Ugh, yes. I got one of the new-school “bumpy” cast iron pans a couple of years back. I’ve seasoned with veg oil (actually terrible to do initial seasoning with–it polymerizes at high heat and turns into sticky residue rather than solid black coating) and shortening both, multiple times, and cook bacon and/or sausage in it every weekend, alongside sauteed chicken in butter or olive oil about every two weeks. There’s definitely black stuff in the pan by this point, but the bumpiness of the iron is still very evident to the fingertips, so meat residue tends to stick and burn on during cooking, necessitating regular cleaning with a kitchen brush or paper towel + kosher salt (better than regular salt for the cleaning task, BTW).

I would never dream of doing something legitimately at risk of sticking to the bottom like eggs or even bake in it, since the bread would tear to all high heaven on the way back out.

It’s great for applying high, even heat quickly and efficiently, so I keep it around, but I’ve given up the notion of ever getting a real slick-as-snot seasoning on it.

Stusser, I’m stuffed from dinner, but your last post has made me super hungry. I want to cook that ASAP including all the vegetables the way you wrote. Wow I am so excited!

Ok so on those all-clad steel pans. Do they have seasoning or flavor built in or you season them? Or that that just for cast iron skillets.

That’s just for cast iron. All-clad steel does not need any seasoning.
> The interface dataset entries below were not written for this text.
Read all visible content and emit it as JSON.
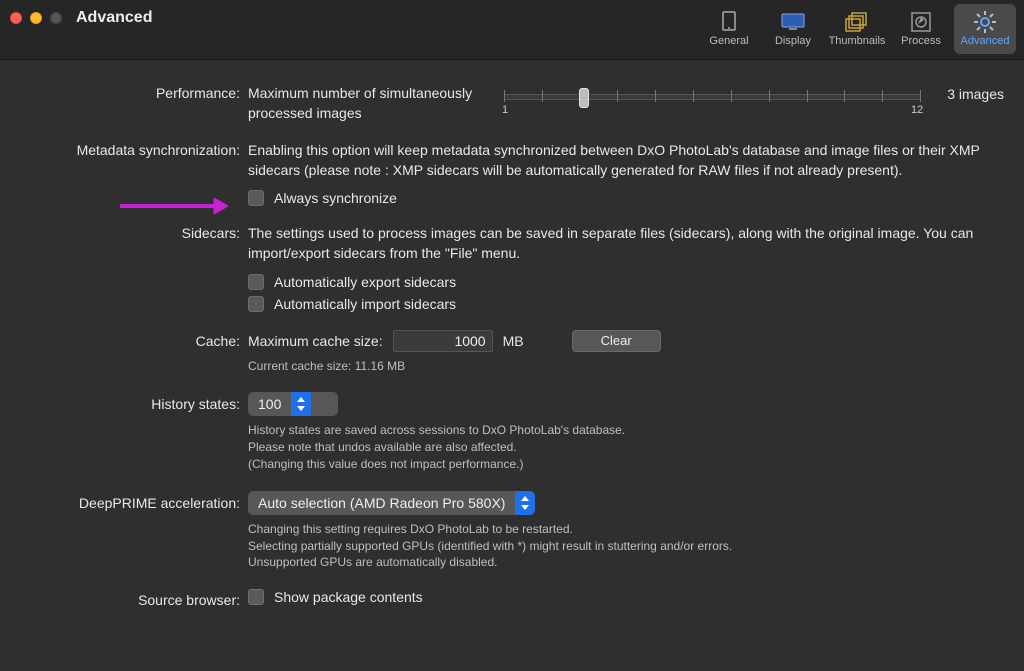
{
  "titlebar": {
    "title": "Advanced",
    "tabs": {
      "general": {
        "label": "General"
      },
      "display": {
        "label": "Display"
      },
      "thumbnails": {
        "label": "Thumbnails"
      },
      "process": {
        "label": "Process"
      },
      "advanced": {
        "label": "Advanced"
      }
    }
  },
  "performance": {
    "label": "Performance:",
    "text": "Maximum number of simultaneously processed images",
    "min_label": "1",
    "max_label": "12",
    "readout": "3 images"
  },
  "metadata": {
    "label": "Metadata synchronization:",
    "desc": "Enabling this option will keep metadata synchronized between DxO PhotoLab's database and image files or their XMP sidecars (please note : XMP sidecars will be automatically generated for RAW files if not already present).",
    "always_sync": "Always synchronize"
  },
  "sidecars": {
    "label": "Sidecars:",
    "desc": "The settings used to process images can be saved in separate files (sidecars), along with the original image. You can import/export sidecars from the \"File\" menu.",
    "export": "Automatically export sidecars",
    "import": "Automatically import sidecars"
  },
  "cache": {
    "label": "Cache:",
    "max_label": "Maximum cache size:",
    "value": "1000",
    "unit": "MB",
    "clear": "Clear",
    "current": "Current cache size: 11.16 MB"
  },
  "history": {
    "label": "History states:",
    "value": "100",
    "note1": "History states are saved across sessions to DxO PhotoLab's database.",
    "note2": "Please note that undos available are also affected.",
    "note3": "(Changing this value does not impact performance.)"
  },
  "deepprime": {
    "label": "DeepPRIME acceleration:",
    "value": "Auto selection (AMD Radeon Pro 580X)",
    "note1": "Changing this setting requires DxO PhotoLab to be restarted.",
    "note2": "Selecting partially supported GPUs (identified with *) might result in stuttering and/or errors.",
    "note3": "Unsupported GPUs are automatically disabled."
  },
  "source": {
    "label": "Source browser:",
    "show_pkg": "Show package contents"
  }
}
I think they recommend giving them a wash with warm water and detergent when you get them and then you’re good to go. Most (but not all) of the All-Clad collections are also dishwasher safe, so much easier to deal with then cast iron.